Call, Heffern, and Kmak will be joined by other original Penetrators including guitarist Chris Davies, co-owner of Cow Records, and bassist Chris Sullivan, who now plays in the Beat Farmers offshoot called the Farmers.
Penetrators shows were known for Heffern’s frenetic dervish character while Call maintained a melodramtic seriousness on stage. “I was a noise musician going back to 1975 when I got into Metal Machine Music by Lou Reed. I brought home a piano and started pounding my fist on it.”
- Monday, January 28, 2019, 7 p.m.
2501 Kettner Boulevard,
$12 - $15

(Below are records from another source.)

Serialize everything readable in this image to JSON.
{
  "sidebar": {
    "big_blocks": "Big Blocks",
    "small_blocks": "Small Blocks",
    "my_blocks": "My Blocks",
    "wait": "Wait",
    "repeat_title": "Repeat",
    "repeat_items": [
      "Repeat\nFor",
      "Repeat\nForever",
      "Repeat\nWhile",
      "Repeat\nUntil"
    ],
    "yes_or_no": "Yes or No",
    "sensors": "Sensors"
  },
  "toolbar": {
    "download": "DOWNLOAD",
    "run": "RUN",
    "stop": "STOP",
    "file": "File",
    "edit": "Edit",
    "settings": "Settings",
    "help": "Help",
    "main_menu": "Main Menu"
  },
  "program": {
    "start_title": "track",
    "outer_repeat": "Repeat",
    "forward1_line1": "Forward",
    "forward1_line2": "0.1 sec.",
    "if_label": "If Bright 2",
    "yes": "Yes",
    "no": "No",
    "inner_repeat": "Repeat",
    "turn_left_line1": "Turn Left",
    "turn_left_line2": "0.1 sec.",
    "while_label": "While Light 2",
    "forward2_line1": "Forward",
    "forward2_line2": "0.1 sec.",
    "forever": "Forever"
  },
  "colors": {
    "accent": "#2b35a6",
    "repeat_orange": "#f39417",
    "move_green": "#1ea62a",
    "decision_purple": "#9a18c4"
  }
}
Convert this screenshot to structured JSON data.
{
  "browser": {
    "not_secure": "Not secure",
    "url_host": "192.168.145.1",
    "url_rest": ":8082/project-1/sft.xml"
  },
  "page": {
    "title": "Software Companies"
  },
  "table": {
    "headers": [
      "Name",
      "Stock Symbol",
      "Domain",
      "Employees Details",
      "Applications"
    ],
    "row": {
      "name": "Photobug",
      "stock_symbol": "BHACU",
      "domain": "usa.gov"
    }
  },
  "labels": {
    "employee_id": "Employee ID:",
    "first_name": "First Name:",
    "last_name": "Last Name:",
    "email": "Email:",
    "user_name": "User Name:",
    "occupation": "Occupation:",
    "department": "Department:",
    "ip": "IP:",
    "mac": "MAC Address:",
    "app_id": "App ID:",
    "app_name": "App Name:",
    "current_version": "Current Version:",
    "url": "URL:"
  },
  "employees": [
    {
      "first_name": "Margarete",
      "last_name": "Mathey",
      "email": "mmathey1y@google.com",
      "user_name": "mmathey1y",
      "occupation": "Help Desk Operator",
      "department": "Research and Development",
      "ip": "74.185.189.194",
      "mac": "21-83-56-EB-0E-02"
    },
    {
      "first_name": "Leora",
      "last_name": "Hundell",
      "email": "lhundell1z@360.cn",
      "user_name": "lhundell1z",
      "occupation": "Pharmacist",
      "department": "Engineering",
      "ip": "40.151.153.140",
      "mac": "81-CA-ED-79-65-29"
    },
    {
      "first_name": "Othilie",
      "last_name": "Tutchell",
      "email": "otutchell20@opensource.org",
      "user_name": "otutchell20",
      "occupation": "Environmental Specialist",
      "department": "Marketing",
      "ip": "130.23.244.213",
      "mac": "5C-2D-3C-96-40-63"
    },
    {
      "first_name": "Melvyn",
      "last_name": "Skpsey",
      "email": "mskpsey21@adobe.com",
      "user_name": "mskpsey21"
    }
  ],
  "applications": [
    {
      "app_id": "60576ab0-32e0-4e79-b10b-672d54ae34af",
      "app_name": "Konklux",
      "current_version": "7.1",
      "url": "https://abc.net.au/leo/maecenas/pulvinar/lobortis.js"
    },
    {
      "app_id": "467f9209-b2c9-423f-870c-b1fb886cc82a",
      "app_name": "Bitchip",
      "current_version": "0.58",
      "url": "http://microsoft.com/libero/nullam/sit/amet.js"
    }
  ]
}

The Penetrators appear in celebration of the Casbah’s 30th anniversary on Friday, January 18 with the Dinettes and the Schizophonics. Heffern returns to the same venue on January 28 for Gary Heffern's Last Waltz, accompanied by a local all-star lineup featuring Ray Brandes, Cindy Lee Berryhill, David Doyle, David Fleminger, Victor Penalosa, and Kevin Ring. That bill includes Manual Scan, the Executives, and Chip Kinman performing a tribute to the Dils, the influential local punk band he co-founded in the 70s with his brother Tony, who passed away last year from pancreatic cancer.